Sunday, August 14, 2011

Community Native Plant Garden Volunteerism: International Edition

A guest post by David's wife.
We just got home from a week in Glacier & Waterton Lakes National Parks. Together the parks have been designated an International Peace Park because of efforts to manage the landscape cooperatively, and because the shared boundary between the parks (Glacier in Montana, USA, and Waterton Lakes in Alberta, Canada) is the longest stretch of unprotected border between the two nations. It's a nice feeling. The parks are completely breathtaking. We did a lot of hiking, fishing, wildlife viewing, and of course, we volunteered at the native plant garden in the Waterton townsite.

Yes, that's right, there is a beautiful native plant demonstration garden right in downtown Waterton. And because we were on a charmed trip (staying in the Prince of Wales Hotel for a few nights, backpacking back and forth across the Canada-USA border, spotting 11 bears on the trip, seeing not only two white-tailed ptarmigan on the Carthew Ridge, but also TWO pomeranians- Chester and Sadie) it worked out that we were there in time to participate in the weekly volunteer sessions. Can you believe it? I know!

When we found out about the volunteer night at the garden, we were all over it. Volunteer nights in the garden are fairly new (Friday from 3-5 pm), and are led by Parks Canada Interpretive Specialist David Musto. Lois from Lethbridge is a regular volunteer in this and other plant restoration projects in Waterton (both are pictured below). We enjoyed visiting with them, exchanging ideas about community garden projects.

We loved the garden. It surrounds an old cottage-y style government building and has huge swathes of goldenrod (Solidago spp.), fireweed (Epilobium angustifolia), asters (Aster spp.) and blanketflower (Gaillardia aristata). Penstemons (Penstemon confertus, and other P. spp.) and dryas (Dryas octopetala) were in seed.

We spent some time weeding familiar things like black medic and cheatgrass. I was just getting set to go after some quackgrass when it was already time to go.

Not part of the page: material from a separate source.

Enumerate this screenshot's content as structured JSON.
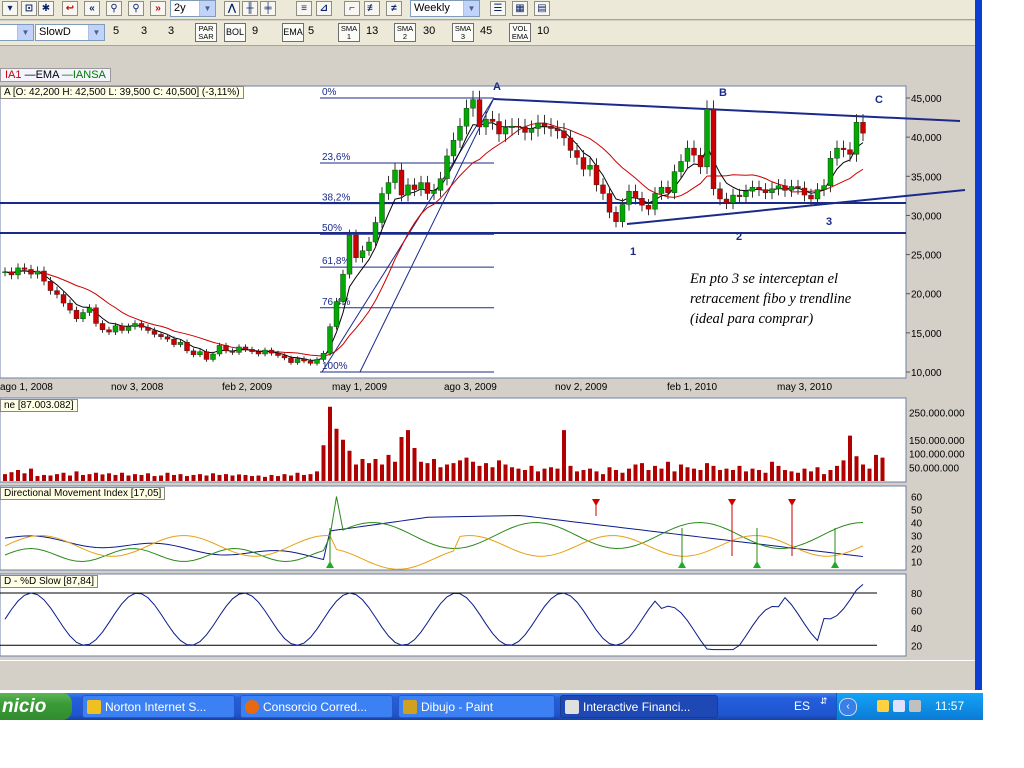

It's a wonderful project and I hope that people will participate as part of the outstanding interpretative programs offered in the park.  If you are going to Waterton, stop by and check it out! 

And now for the important, local segue...

If you aren't going to be in Waterton, there is a similar awesome volunteer opportunity for you just south of the border here in Missoula.  This Thursday August 18th from 6:30-8:00pm we're having a volunteer night at the 8th Street Native Plant Pocket Park.  Tasks include collecting seeds, pulling some bindweed, and a general cutting back of things (for aesthetics). Here is the link to the Facebook event:

and of course we want you to go to the new Facebook Fan Page for the Pocket Park and "Like" it.

See you there, or right here on the blog. Happy Late Summer and best wishes to our international friends working on urban native plant gardens.  We just found a like minded project in Chile thanks to the wonders of Facebook. We're happy to see people everywhere embracing their native species in urban areas. 


  1. Hi there,

    Were they wild pomeranians? Did you view them in their natural habitat? :) Just kidding!!! LOL

    (I have a naturalized pomeranian who will occasionally eat from my hand....;)

    Your fan in Kalispell

  2. Looks like it was a great trip. I have never been to Glacier/Waterton but my husband has biked that area and said it was beautiful.

  3. Very cool! We're planning a vacation next September in Glacier, we'll be sure to check out the garden. We'll also be staying at the Prince of Wales Hotel for a couple of nights.

  4. @ Mobius, I think those pomeranians were wild, wild as the Alberta sky!
    @ Heather, it is a truly special place, I hope you visit some time.
    @ Kim and Victoria, you will love the Hotel, it's completely charming. I hope you get to visit the Peace Garden!